On Fri, 14 Jul 2006 22:00:26 -0600, Virgil <email@example.com> wrote:
>In article <firstname.lastname@example.org>, > Lester Zick <DontBother@nowhere.net> wrote: > >> On Fri, 14 Jul 2006 18:41:42 -0300, "Shmuel (Seymour J.) Metz" >> <email@example.com> wrote: >> >> >In <firstname.lastname@example.org>, on 07/13/2006 >> > at 09:42 AM, email@example.com said: >> > >> >>However typical set theory definitions which run >> >>along the lines of a "set of all points which . . ." do turn out to >> >>be a joke because they invariably rely on various geometric >> >>assumptions regarding figures such as planes, lines, etc. >> > >> >Nonsense. Set Theory neither relies on geometric assumptions nor does >> >it talk about figures. Now, you can certainly apply Set Theory to >> >Geometry, but then what you have are geometric definitions, not Set >> >Theory definitions. >> >> Are you an idiot? If you define a circle as the "set of all points >> equidistant from any point" you are not using a set theory definition >> for a geometric figure? > >As no set theory of my acquaintance requires any definition of >distances between points, I would say that any definition which does >refer to distances is certainly not purely set theoretic, and is at >least partly geometric.

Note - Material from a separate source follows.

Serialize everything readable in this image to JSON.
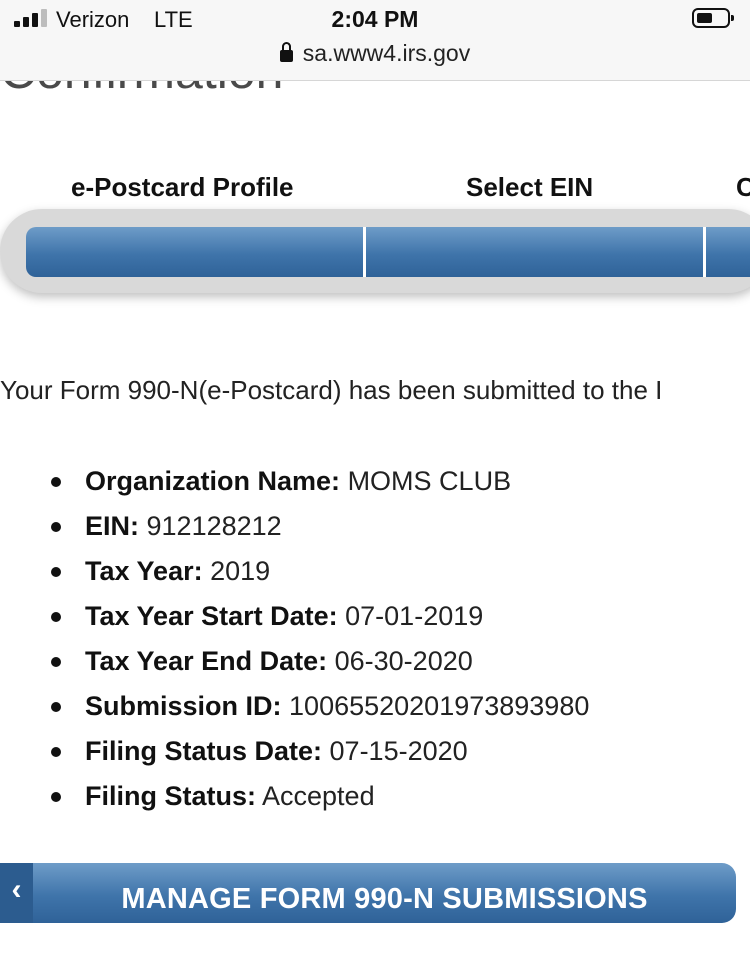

Of course it's geometric. That's the whole problem with "set of all points . . ." definitions in set theory. They just describe what is already known implicitly from other geometric assumptions and reasoning. They don't originate with set theory so claiming set theory in that form as a universal basis for all math is absurd. Yet set theorists go right ahead and proclaim such things all the time.

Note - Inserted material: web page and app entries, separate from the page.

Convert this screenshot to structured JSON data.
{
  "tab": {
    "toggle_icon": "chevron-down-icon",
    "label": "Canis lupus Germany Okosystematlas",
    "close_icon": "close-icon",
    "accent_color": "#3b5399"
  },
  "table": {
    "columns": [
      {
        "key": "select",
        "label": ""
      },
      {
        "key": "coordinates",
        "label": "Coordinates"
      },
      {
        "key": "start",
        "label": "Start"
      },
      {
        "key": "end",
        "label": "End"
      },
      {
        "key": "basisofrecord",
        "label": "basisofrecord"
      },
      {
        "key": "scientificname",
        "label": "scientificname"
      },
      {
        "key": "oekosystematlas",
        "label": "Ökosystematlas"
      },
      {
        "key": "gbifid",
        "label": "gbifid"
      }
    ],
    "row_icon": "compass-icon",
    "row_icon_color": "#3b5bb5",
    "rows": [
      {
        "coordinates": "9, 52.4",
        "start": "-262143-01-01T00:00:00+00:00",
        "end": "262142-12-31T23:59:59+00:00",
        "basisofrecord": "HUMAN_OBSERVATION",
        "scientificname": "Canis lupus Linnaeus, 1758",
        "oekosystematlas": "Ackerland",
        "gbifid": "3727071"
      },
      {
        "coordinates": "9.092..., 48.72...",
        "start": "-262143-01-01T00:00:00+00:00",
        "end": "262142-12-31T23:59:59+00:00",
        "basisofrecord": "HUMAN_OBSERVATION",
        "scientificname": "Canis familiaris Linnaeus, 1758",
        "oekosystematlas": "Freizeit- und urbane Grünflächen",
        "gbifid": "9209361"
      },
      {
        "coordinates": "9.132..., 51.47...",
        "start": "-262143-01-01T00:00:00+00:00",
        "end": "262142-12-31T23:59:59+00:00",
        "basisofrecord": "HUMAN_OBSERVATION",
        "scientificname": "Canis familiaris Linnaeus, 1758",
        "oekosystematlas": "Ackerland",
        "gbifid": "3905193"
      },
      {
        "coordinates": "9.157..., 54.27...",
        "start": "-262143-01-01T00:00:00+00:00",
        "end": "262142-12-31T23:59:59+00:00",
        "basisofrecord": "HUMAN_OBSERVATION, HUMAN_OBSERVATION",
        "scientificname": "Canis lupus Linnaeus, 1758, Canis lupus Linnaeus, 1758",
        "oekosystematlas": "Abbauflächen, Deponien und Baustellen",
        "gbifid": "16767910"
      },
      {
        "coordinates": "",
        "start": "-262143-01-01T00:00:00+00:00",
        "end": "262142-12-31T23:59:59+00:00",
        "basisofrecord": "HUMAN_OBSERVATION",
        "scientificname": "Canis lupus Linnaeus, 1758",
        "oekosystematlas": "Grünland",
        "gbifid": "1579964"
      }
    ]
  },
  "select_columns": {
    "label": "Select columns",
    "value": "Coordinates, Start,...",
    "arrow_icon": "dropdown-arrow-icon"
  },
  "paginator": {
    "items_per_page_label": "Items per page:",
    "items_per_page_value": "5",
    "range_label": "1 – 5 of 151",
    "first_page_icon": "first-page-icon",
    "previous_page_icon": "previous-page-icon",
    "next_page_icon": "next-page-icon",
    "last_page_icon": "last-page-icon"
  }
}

The other problem is that whatever the foundation of set theory may be every constituent definition is a critical part of the edifice. A chain is no stronger than its weakest link. What is it that proves "set of all points . . ." definitions true? I've already gone round and round with mathematikers who conflate transcendental numbers with irrational numbers for no better reason that both are described in rational terms with non repeating fractional expansions when in point of fact one describes curves and the other straight lines.